**Problem to solve**
Each entry in the block below needs to be copied out exactly.

[Page and application data records]

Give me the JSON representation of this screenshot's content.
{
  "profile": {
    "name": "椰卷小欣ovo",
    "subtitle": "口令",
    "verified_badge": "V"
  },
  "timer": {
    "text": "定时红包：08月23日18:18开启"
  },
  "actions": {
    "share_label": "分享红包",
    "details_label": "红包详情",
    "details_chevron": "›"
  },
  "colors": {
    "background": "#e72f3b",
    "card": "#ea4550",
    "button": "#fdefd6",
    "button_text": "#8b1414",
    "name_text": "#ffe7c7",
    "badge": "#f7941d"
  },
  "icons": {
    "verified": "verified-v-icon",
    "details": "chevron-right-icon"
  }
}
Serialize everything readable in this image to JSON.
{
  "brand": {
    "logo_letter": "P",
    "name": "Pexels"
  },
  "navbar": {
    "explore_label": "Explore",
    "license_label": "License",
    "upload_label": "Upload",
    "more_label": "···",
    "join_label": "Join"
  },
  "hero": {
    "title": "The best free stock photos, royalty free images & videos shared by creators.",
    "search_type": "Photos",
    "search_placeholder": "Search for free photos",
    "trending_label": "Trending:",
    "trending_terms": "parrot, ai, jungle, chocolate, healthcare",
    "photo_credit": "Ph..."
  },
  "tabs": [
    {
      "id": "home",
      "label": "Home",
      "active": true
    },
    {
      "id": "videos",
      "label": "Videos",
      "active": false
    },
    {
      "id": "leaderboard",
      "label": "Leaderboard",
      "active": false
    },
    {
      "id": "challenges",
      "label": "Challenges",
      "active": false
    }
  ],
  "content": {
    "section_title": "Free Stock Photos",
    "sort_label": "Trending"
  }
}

**Solution to this exercise**
Give me the JSON representation of this screenshot's content.
{
  "profile": {
    "name": "椰卷小欣ovo",
    "subtitle": "口令",
    "verified_badge": "V"
  },
  "timer": {
    "text": "定时红包：08月23日18:18开启"
  },
  "actions": {
    "share_label": "分享红包",
    "details_label": "红包详情",
    "details_chevron": "›"
  },
  "colors": {
    "background": "#e72f3b",
    "card": "#ea4550",
    "button": "#fdefd6",
    "button_text": "#8b1414",
    "name_text": "#ffe7c7",
    "badge": "#f7941d"
  },
  "icons": {
    "verified": "verified-v-icon",
    "details": "chevron-right-icon"
  }
}
Serialize everything readable in this image to JSON.
{
  "brand": {
    "logo_letter": "P",
    "name": "Pexels"
  },
  "navbar": {
    "explore_label": "Explore",
    "license_label": "License",
    "upload_label": "Upload",
    "more_label": "···",
    "join_label": "Join"
  },
  "hero": {
    "title": "The best free stock photos, royalty free images & videos shared by creators.",
    "search_type": "Photos",
    "search_placeholder": "Search for free photos",
    "trending_label": "Trending:",
    "trending_terms": "parrot, ai, jungle, chocolate, healthcare",
    "photo_credit": "Ph..."
  },
  "tabs": [
    {
      "id": "home",
      "label": "Home",
      "active": true
    },
    {
      "id": "videos",
      "label": "Videos",
      "active": false
    },
    {
      "id": "leaderboard",
      "label": "Leaderboard",
      "active": false
    },
    {
      "id": "challenges",
      "label": "Challenges",
      "active": false
    }
  ],
  "content": {
    "section_title": "Free Stock Photos",
    "sort_label": "Trending"
  }
}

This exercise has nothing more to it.